┌─ Provided material
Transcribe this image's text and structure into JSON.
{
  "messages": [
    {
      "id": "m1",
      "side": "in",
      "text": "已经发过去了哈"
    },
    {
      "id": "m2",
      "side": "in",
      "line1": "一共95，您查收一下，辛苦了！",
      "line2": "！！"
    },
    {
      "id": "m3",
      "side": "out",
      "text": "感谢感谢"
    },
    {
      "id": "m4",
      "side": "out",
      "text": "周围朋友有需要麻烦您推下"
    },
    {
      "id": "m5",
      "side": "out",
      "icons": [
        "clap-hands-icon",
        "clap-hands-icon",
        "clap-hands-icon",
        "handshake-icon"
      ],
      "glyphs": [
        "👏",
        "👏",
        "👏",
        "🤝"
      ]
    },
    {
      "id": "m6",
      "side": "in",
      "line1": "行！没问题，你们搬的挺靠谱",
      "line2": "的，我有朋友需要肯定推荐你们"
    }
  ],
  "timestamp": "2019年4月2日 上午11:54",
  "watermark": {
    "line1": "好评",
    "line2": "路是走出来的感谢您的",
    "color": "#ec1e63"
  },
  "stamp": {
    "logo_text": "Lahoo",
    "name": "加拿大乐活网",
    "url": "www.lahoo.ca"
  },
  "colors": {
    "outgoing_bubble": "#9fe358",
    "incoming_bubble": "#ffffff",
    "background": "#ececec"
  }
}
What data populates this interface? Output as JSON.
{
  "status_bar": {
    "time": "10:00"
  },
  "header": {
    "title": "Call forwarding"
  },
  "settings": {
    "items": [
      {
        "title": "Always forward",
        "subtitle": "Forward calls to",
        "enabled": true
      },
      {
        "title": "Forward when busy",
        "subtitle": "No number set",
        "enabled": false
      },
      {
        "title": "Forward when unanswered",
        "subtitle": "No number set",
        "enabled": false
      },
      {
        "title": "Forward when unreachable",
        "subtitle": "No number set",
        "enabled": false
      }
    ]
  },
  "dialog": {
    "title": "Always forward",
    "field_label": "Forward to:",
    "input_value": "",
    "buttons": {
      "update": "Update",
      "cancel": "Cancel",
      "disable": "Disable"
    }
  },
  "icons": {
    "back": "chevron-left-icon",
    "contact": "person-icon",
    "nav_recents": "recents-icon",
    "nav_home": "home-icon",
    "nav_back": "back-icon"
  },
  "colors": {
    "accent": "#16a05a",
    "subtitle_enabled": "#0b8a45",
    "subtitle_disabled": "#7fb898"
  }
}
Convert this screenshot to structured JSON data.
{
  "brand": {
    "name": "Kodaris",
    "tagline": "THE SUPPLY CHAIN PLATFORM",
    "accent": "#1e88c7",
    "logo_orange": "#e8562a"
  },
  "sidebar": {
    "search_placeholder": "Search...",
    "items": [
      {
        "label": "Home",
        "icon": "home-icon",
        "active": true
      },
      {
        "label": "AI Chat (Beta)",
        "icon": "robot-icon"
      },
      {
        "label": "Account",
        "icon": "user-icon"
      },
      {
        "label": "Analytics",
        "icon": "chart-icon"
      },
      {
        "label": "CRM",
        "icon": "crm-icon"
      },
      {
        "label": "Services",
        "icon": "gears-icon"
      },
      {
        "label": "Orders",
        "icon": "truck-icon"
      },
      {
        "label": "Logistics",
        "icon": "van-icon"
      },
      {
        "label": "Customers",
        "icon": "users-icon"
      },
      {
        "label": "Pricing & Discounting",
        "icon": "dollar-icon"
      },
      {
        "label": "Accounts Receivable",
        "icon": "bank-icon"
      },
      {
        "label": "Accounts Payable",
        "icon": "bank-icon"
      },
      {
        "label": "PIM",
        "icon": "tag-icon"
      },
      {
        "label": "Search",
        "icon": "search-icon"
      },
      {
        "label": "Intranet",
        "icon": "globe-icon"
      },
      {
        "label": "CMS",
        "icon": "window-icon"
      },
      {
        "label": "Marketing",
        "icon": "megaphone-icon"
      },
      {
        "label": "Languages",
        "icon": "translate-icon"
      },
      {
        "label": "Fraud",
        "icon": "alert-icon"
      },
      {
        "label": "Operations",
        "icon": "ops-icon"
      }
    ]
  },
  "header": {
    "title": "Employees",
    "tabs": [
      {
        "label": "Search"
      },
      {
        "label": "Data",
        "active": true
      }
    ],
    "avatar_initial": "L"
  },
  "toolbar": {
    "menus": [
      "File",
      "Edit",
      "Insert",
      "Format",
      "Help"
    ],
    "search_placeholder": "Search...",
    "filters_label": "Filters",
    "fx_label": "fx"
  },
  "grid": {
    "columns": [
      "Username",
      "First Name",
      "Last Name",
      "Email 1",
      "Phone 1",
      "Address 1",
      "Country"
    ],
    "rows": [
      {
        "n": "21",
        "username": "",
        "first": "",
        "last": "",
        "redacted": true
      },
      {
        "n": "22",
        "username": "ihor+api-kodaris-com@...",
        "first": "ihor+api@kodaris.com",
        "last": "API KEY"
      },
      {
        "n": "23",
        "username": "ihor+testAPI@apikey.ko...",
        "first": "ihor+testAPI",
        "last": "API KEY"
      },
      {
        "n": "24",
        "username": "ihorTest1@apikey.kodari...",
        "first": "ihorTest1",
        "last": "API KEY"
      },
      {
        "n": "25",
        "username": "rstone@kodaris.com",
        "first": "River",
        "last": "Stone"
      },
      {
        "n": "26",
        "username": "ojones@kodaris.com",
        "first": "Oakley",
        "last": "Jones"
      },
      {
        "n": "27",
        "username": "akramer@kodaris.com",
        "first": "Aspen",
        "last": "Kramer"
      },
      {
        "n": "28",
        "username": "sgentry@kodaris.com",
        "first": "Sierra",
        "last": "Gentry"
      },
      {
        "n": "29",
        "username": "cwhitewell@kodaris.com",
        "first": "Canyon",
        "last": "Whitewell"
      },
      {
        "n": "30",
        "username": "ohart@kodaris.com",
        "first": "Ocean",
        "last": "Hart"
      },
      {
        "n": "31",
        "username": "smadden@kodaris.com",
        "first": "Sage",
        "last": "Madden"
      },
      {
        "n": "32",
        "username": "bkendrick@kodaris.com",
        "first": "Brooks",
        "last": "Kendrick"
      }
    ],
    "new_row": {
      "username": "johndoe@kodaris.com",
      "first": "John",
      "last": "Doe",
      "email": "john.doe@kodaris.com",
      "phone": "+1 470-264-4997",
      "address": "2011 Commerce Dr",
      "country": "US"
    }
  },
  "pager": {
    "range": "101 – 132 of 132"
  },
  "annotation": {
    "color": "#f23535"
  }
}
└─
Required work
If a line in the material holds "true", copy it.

Written answer
        "enabled": true
        "active": true
        "active": true
        "redacted": true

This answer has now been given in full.